All lines of the material below that include the string "devices" are to be copied.

• **Available data**:
───
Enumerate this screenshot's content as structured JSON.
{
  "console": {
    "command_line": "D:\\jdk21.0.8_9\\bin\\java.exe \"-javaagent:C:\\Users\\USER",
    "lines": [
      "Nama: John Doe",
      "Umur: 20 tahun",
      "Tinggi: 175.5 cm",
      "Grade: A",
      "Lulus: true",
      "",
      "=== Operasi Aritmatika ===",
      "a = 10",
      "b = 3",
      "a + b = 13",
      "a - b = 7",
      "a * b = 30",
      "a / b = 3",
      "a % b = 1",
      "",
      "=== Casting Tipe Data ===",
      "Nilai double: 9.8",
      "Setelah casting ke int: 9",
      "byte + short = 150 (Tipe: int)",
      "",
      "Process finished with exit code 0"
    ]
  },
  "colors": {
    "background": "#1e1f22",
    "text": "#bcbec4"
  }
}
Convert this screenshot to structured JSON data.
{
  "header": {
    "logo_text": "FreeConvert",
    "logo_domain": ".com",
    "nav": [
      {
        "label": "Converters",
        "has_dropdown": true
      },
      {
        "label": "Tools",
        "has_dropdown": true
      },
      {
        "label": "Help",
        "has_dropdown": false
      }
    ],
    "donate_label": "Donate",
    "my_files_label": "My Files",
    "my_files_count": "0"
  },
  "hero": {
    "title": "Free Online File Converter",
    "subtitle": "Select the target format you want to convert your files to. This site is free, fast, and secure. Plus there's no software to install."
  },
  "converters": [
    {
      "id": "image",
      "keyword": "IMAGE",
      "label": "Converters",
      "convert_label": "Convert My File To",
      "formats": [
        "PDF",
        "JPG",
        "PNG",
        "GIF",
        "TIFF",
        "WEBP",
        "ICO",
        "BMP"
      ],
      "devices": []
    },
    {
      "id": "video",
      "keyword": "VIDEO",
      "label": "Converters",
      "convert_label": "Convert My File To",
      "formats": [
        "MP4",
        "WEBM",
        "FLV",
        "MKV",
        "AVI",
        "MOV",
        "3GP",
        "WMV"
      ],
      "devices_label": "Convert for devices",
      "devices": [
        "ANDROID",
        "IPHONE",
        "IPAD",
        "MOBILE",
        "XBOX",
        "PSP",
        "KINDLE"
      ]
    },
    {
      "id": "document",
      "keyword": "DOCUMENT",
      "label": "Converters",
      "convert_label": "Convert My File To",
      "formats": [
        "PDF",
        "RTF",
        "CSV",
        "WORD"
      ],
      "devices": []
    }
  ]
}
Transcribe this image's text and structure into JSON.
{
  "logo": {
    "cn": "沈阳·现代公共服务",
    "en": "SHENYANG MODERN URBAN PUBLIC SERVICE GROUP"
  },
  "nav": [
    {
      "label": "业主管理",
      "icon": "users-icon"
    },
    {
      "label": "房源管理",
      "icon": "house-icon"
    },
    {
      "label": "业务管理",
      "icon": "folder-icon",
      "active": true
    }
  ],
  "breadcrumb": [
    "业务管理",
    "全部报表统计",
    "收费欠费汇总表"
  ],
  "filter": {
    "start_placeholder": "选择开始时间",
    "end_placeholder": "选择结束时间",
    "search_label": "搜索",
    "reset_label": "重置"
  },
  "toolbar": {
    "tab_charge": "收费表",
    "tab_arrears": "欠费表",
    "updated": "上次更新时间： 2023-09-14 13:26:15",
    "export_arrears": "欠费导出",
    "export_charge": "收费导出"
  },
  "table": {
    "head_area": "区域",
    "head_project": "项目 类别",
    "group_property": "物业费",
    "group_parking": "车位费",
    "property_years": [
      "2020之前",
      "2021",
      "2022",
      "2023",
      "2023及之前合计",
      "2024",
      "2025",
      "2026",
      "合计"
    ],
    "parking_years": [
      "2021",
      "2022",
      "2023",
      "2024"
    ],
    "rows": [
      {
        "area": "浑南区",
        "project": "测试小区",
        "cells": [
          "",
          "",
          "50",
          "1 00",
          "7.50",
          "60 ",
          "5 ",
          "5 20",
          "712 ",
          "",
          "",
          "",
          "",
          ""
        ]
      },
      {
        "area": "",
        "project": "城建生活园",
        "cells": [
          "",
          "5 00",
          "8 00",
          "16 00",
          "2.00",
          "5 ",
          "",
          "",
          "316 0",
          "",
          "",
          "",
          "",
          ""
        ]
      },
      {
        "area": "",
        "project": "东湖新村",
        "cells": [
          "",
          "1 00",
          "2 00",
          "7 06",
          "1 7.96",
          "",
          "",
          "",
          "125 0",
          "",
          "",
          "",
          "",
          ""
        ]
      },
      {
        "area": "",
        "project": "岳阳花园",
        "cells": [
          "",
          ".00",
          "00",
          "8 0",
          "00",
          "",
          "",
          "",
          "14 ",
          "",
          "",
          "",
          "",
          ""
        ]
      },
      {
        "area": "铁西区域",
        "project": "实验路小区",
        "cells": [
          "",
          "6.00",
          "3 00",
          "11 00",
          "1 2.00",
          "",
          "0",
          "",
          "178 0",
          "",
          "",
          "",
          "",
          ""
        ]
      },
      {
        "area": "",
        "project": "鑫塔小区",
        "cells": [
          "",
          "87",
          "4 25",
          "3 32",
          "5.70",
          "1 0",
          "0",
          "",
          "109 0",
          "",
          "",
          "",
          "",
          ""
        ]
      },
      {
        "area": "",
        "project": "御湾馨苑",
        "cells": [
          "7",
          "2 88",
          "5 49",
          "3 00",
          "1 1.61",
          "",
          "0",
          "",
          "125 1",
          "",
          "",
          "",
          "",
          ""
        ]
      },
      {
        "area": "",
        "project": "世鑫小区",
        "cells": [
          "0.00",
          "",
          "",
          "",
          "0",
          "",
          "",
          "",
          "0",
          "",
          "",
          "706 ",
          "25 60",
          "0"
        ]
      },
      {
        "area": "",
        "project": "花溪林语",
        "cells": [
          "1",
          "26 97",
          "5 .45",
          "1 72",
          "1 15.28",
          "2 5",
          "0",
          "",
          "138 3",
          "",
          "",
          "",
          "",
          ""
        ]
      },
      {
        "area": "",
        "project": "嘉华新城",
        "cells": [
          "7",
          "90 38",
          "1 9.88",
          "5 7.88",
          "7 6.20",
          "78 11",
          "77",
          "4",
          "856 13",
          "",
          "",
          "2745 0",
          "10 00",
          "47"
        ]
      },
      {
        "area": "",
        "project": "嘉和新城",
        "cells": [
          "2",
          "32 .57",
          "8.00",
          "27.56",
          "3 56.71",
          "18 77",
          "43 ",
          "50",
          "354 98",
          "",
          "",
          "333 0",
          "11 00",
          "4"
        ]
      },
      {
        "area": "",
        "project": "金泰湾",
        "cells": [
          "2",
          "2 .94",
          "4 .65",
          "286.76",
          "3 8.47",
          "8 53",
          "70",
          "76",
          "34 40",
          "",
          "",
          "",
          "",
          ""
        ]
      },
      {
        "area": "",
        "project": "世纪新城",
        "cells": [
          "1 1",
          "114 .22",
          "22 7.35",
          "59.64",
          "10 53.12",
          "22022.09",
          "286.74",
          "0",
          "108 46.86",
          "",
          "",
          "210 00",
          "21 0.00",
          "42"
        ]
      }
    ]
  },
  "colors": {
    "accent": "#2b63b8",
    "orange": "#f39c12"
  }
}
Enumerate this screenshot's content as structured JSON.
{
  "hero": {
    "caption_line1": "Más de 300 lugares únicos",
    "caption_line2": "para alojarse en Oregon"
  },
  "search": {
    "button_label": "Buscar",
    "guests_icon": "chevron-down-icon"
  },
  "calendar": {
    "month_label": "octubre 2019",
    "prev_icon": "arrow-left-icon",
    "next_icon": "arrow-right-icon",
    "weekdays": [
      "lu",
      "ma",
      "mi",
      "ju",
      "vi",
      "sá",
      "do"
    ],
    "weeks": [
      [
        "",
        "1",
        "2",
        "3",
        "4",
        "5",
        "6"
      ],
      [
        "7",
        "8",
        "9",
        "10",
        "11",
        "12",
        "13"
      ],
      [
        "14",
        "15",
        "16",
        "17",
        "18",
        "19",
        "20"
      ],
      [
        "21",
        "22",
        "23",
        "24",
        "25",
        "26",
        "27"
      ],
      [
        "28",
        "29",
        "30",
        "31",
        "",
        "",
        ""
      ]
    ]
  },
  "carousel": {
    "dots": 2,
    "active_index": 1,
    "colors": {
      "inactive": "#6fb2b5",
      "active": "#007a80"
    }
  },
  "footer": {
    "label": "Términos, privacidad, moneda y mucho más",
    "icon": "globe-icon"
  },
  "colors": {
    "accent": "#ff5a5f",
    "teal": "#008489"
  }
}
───
• **Output below**:
      "devices": []
      "devices_label": "Convert for devices",
      "devices": [
      "devices": []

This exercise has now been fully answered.